Point-to-point services for direct delivery of emergency and priority traffic do not involve relays. Indeed, the full ARRL format is often not needed to record written traffic. Shortened forms should be used to save time and effort. For example, the call sign of the originating station usually identifies the place of origin. Also, the addressee is usually known and close by at the receiving station, so full address and telephone number are often superfluous. In many cases, message blanks can be designed so that only key words, letters or numbers have to be filled in and communicated. In some cases, the message form also serves as a log of the operation. Not a net goes by that you don’t hear an ARL Fifty or an ARL Sixty One. Unfortunately, “greetings by Amateur Radio” does not apply well during disaster situations. You may hear an ARL text being used for health and welfare traffic, but rarely during or after the actual disaster. Currently, no ARL text describes the wind speed and barometric pressure of a hurricane, medical terminology in a mass casualty incident or potassium iodide in a nuclear power plant drill. While no one is suggesting that an ARL text be developed for each and every situation, there is no reason why amateurs can’t work with the local emergency management organizations and assist them with more efficient communications.
Amateurs are often trained and skilled communicators. The emergency management community recognizes these two key words when talking about the Amateur Radio Service. Amateurs must use their skills to help the agencies provide the information that needs to be passed, while at the same time showing their talents as trained communicators who know how to pass information quickly and efficiently. We are expected to pass the information accurately, even if we do not understand the terminology.
Traffic handlers and ARES members are resourceful individuals. Some have developed other forms or charts for passing information. Some hams involved with the SKYWARN program, for instance, go down a list and fill in the blanks, while others use grid squares to define a region. Regardless of the agency that we are working with, we must use our traffic-handling skills to the utmost advantage. Sure, ARL messages are beneficial when we are passing health and welfare traffic. But are they ready to be implemented in times of need in your community? The traffic handler, working through the local ARES organizations, must develop a working relationship with those organizations who handle health and welfare inquiries. Prior planning and personal contact are the keys to allowing an existing National Traffic System to be put to its best use. If we don’t interface with the agencies we serve, the resources of the Amateur Radio Service will go untapped.
Regardless of the format used, the appropriate procedures cannot be picked up solely by reading or studying.
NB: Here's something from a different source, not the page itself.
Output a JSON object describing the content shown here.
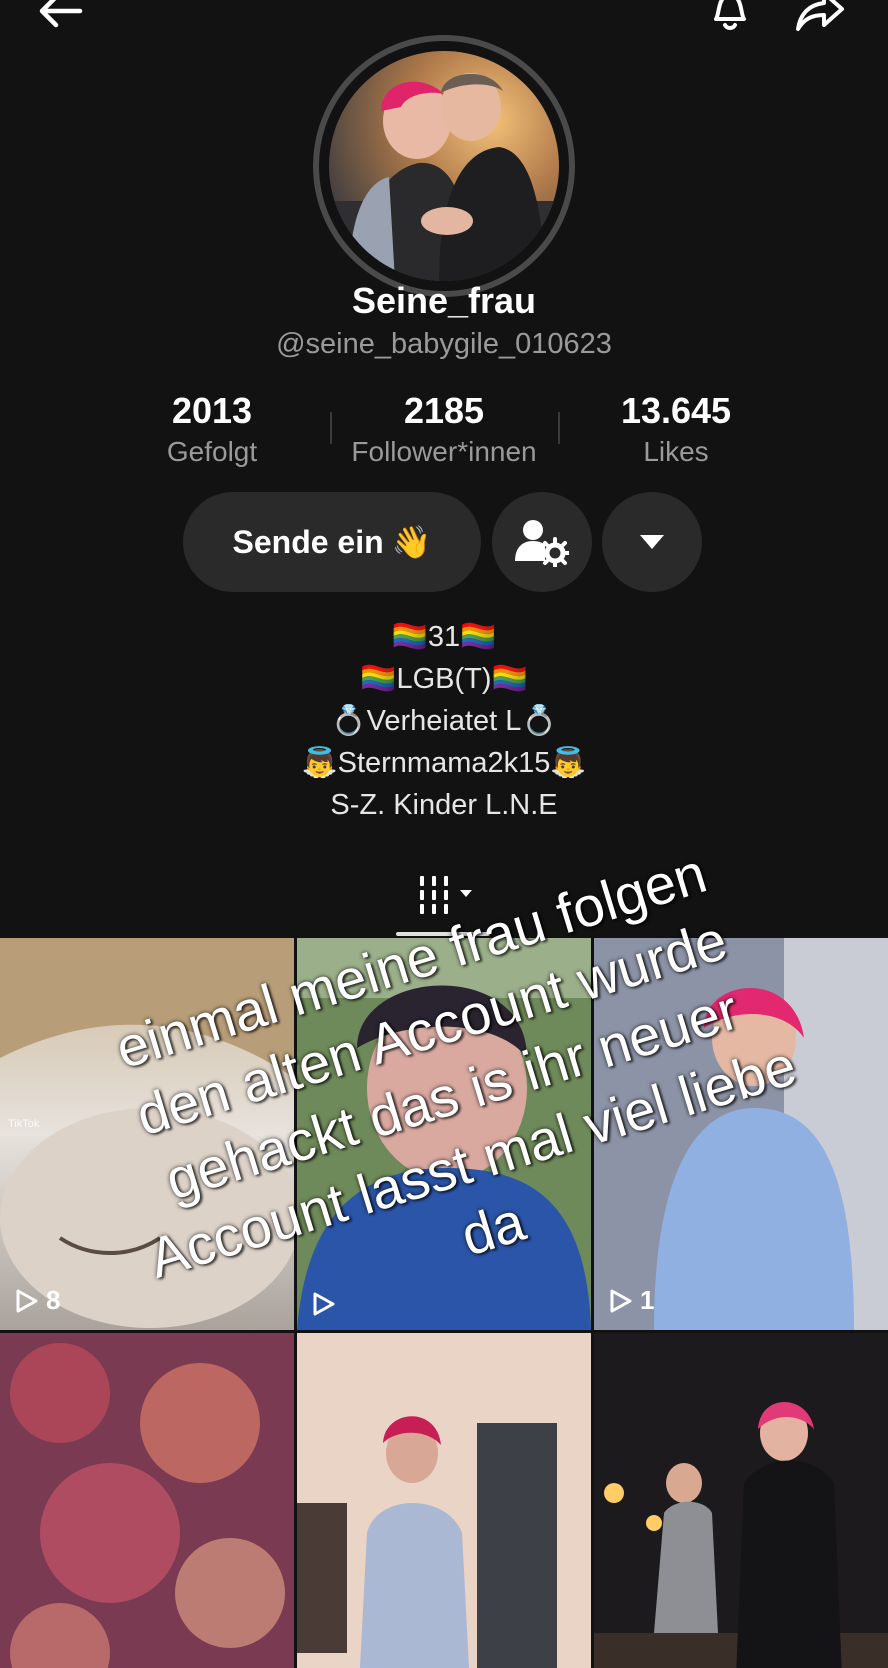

There is no substitute for actual practice. Your emergency net should practice regularly–much more often than it operates in a real or simulated emergency. Avoid complacency, the feeling that you will know how to operate when the time comes. You won’t, unless you do it frequently, with other operators whose style of operating you get to know.